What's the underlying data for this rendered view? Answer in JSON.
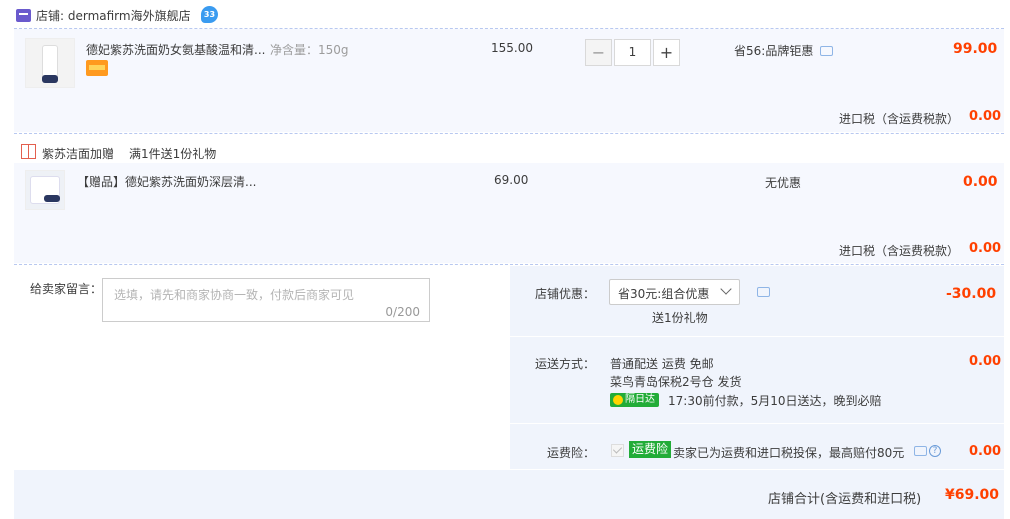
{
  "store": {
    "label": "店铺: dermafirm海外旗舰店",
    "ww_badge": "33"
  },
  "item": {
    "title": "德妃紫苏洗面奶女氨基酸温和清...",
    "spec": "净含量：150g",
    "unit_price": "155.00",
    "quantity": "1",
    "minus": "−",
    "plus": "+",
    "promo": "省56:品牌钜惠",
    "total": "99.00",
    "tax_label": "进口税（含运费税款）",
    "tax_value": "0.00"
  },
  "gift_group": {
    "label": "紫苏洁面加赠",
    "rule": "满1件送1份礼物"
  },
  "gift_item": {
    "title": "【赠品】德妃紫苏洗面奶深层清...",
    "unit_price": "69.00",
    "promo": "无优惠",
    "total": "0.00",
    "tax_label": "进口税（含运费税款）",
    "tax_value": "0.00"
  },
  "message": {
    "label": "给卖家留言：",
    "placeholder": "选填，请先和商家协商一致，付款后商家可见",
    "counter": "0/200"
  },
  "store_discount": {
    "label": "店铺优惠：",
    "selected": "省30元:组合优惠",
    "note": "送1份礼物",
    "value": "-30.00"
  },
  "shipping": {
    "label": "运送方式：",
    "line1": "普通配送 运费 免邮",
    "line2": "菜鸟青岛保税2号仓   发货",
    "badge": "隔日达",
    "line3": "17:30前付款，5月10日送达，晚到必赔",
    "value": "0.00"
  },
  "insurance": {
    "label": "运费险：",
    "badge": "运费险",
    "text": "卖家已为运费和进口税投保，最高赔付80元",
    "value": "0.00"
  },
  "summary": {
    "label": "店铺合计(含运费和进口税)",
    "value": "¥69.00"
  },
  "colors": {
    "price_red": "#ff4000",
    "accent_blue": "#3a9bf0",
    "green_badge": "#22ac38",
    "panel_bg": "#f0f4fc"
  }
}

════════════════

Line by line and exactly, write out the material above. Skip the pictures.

What's the underlying data for this rendered view? Answer in JSON.
{
  "store": {
    "label": "店铺: dermafirm海外旗舰店",
    "ww_badge": "33"
  },
  "item": {
    "title": "德妃紫苏洗面奶女氨基酸温和清...",
    "spec": "净含量：150g",
    "unit_price": "155.00",
    "quantity": "1",
    "minus": "−",
    "plus": "+",
    "promo": "省56:品牌钜惠",
    "total": "99.00",
    "tax_label": "进口税（含运费税款）",
    "tax_value": "0.00"
  },
  "gift_group": {
    "label": "紫苏洁面加赠",
    "rule": "满1件送1份礼物"
  },
  "gift_item": {
    "title": "【赠品】德妃紫苏洗面奶深层清...",
    "unit_price": "69.00",
    "promo": "无优惠",
    "total": "0.00",
    "tax_label": "进口税（含运费税款）",
    "tax_value": "0.00"
  },
  "message": {
    "label": "给卖家留言：",
    "placeholder": "选填，请先和商家协商一致，付款后商家可见",
    "counter": "0/200"
  },
  "store_discount": {
    "label": "店铺优惠：",
    "selected": "省30元:组合优惠",
    "note": "送1份礼物",
    "value": "-30.00"
  },
  "shipping": {
    "label": "运送方式：",
    "line1": "普通配送 运费 免邮",
    "line2": "菜鸟青岛保税2号仓   发货",
    "badge": "隔日达",
    "line3": "17:30前付款，5月10日送达，晚到必赔",
    "value": "0.00"
  },
  "insurance": {
    "label": "运费险：",
    "badge": "运费险",
    "text": "卖家已为运费和进口税投保，最高赔付80元",
    "value": "0.00"
  },
  "summary": {
    "label": "店铺合计(含运费和进口税)",
    "value": "¥69.00"
  },
  "colors": {
    "price_red": "#ff4000",
    "accent_blue": "#3a9bf0",
    "green_badge": "#22ac38",
    "panel_bg": "#f0f4fc"
  }
}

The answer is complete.